The Department of Kinesiology and Community Health
College of Applied Health Sciences
Kinesiology and Community Health
An underlying assumption of exercise and sport psychology is that physical activity, broadly defined, has psychological antecedents, consequences, or both. In his Exercise Psychophysiology Lab, Steven Petruzzello examines the role of low-to-moderate and vigorous exercise and physical activity performed in extreme environments on a variety of psychological outcomes. Across a continuum ranging from such ow-to-moderate activities as walking, cycling, and running, to vigorous activities such as competitive swimming and running, his research aims toward a more complete understanding of the psychophysiological impact on the individual. He has focused not only on the pre- to post-exercise changes that occur, but also the in-task changes. Ultimately, he hopes to develop a better understanding of how exercise makes people feel in order to enhance adherence to physical activity.

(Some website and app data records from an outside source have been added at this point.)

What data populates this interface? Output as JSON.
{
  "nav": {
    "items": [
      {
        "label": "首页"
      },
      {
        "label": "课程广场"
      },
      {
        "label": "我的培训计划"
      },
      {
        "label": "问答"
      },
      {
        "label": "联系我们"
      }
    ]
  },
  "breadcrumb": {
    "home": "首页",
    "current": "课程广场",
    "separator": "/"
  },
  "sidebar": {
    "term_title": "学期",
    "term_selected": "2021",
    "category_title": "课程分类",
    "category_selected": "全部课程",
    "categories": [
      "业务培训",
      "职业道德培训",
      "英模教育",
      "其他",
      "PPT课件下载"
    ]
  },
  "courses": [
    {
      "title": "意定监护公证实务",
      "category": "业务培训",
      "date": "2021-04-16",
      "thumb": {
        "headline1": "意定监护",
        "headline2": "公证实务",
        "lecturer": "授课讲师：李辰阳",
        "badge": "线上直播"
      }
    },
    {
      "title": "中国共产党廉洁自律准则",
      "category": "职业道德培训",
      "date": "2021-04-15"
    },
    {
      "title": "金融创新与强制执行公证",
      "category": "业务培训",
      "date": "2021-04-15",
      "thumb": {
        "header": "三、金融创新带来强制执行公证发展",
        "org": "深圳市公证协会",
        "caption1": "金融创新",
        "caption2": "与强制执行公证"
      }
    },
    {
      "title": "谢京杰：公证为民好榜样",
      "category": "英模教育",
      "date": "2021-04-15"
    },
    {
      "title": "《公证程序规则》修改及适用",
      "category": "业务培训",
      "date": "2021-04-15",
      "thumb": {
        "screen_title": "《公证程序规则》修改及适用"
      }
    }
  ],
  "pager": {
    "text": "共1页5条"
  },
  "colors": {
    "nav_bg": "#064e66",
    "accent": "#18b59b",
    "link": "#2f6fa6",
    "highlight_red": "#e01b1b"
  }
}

Dr. Petruzzello's research is driven by his desire to answer the following questions: How does exercise influence how people feel during and after they have exercised? For example, do they feel exhilaration, distress, fatigue, or boredom? How do individuals differ in their preference for and tolerance of different levels of exercise intensity, and does that preference or tolerance influence how they feel? How do these factors influence the enjoyment of exercise and the motivation to stay in an exercise program? How are such cognitive functions as decision-making ability impacted by exercise in extreme conditions such as firefighting?
The overarching and most important goal of Dr. Petruzzello's research is to determine the psychophysiological mechanisms underlying the effects of exercise on affective and cognitive changes.